To complement the theoretical learning, the Summer School provided us with the invaluable experience of visiting two of the distinct alternative visions for sustainable food systems. First, we explored G’s Farm, an industrial farm, responsible for more than 80% of the UK’s lettuce and other fresh produce. Spanning three continents and more than 20,000 hectares of crops, the visit gave a real insight into some of the cutting-edge technology being used to enhance crop efficiency and reduce chemical inputs and labour. This was in complete contrast to CoFarm, a small organic community farm on the outskirts of Cambridge that embodied the principles of agroecology. The farm’s approach showcased the significance of local, community-led initiatives in fostering sustainable agriculture and building resilience within local food systems, even when faced with shocks such as pandemics or the cost-of-living crisis.

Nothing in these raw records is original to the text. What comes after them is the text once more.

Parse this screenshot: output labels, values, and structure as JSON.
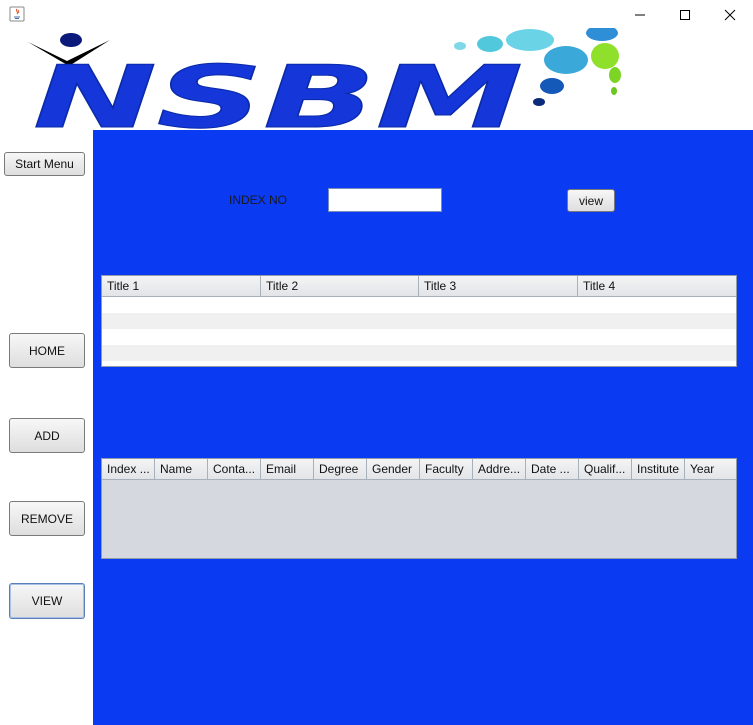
{
  "window": {
    "controls": [
      "minimize-icon",
      "maximize-icon",
      "close-icon"
    ]
  },
  "logo": {
    "text": "NSBM",
    "color": "#1536d8"
  },
  "sidebar": {
    "start_menu": "Start Menu",
    "home": "HOME",
    "add": "ADD",
    "remove": "REMOVE",
    "view": "VIEW"
  },
  "search": {
    "label": "INDEX NO",
    "value": "",
    "button": "view"
  },
  "table1": {
    "columns": [
      "Title 1",
      "Title 2",
      "Title 3",
      "Title 4"
    ]
  },
  "table2": {
    "columns": [
      "Index ...",
      "Name",
      "Conta...",
      "Email",
      "Degree",
      "Gender",
      "Faculty",
      "Addre...",
      "Date ...",
      "Qualif...",
      "Institute",
      "Year"
    ]
  },
  "colors": {
    "panel": "#0a3af2",
    "logo": "#1536d8"
  }
}
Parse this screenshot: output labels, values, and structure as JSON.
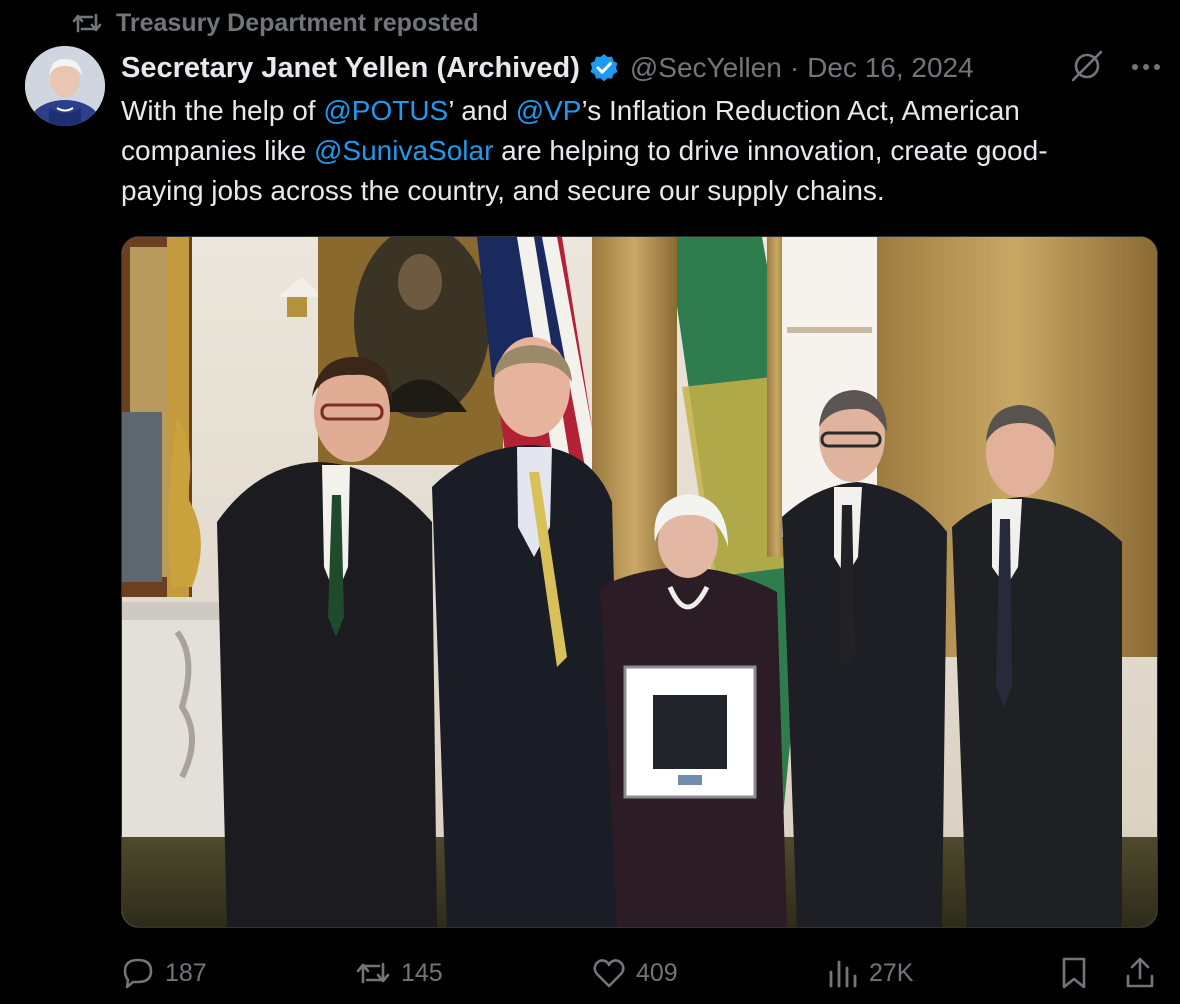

Through engaging presentations, interactive discussions, and eye-opening farm visits, participants were empowered to contribute meaningfully to the collective effort to secure a more sustainable future for our planet. As we move forward, armed with newfound knowledge and inspiration, we carry the responsibility to act as catalysts for change, fostering sustainable practices in our communities and beyond.
Samuel Wairimu is an interdisciplinary food system PhD student at the Natural Resources Institute of the University of Greenwich under the United Kingdom Food Systems – Centre for Doctoral Training (UKFS-CDT) funded by the BBSRC. His doctoral research focuses on food environments and public health. He holds an MSc in Agriculture and Development from the University of Reading and a Bachelor of Commerce (Finance) degree from the University of Nairobi.
Ylva Koch is a recent Human Geography Graduate from the University of Edinburgh. She has various research projects in the pipeline and is particularly interested in Political Ecology, Contextualised Sustainability, and Local Food Systems.